Please count the lines of the data that contain "true" and state only the total.
------ AVAILABLE RECORDS ------
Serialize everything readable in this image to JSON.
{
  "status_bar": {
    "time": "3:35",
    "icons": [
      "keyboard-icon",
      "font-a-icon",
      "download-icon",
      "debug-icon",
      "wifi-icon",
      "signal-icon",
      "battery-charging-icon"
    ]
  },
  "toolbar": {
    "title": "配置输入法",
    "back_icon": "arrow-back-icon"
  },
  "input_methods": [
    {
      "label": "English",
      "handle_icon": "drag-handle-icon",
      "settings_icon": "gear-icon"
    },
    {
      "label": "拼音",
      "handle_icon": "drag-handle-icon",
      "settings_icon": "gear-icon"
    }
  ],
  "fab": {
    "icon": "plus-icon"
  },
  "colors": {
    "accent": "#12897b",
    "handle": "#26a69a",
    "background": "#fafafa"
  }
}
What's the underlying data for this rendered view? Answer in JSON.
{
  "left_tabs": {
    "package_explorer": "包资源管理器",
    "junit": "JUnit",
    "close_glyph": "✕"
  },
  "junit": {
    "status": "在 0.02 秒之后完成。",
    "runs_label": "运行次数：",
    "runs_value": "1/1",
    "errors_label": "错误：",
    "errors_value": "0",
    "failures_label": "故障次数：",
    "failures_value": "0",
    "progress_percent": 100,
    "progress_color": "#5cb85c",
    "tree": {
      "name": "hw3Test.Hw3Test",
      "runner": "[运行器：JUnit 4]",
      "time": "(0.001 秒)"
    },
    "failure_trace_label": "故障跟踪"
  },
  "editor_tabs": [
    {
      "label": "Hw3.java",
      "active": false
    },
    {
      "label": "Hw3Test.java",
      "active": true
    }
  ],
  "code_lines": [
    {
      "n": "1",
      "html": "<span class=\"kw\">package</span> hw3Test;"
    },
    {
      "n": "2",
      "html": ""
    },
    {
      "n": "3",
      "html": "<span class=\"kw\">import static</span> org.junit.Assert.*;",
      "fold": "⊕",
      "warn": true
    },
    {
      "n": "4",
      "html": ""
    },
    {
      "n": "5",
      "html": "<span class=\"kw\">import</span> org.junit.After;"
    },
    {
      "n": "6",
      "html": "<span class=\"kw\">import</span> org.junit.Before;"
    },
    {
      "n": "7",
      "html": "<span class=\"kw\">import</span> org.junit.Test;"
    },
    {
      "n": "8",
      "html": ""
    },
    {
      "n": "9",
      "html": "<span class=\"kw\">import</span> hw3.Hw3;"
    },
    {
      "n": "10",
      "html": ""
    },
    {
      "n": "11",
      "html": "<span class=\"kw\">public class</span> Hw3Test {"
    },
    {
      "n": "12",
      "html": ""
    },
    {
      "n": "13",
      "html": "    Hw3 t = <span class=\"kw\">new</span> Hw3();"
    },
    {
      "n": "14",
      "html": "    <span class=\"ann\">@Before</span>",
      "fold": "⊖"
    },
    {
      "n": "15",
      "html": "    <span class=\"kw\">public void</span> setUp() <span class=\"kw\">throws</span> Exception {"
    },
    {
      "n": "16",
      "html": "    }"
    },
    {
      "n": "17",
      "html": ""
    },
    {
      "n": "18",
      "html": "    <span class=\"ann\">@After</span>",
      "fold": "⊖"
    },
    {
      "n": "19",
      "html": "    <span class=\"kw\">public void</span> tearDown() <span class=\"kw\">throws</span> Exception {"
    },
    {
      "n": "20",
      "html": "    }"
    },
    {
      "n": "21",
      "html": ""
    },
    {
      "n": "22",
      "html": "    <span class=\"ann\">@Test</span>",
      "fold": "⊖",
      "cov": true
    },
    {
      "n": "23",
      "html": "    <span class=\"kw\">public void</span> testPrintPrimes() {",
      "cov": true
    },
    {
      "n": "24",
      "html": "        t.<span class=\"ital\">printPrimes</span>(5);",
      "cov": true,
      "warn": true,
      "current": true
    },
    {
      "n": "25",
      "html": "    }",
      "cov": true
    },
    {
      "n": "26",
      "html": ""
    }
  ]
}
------
- [RESULT OF THIS EXERCISE]: 8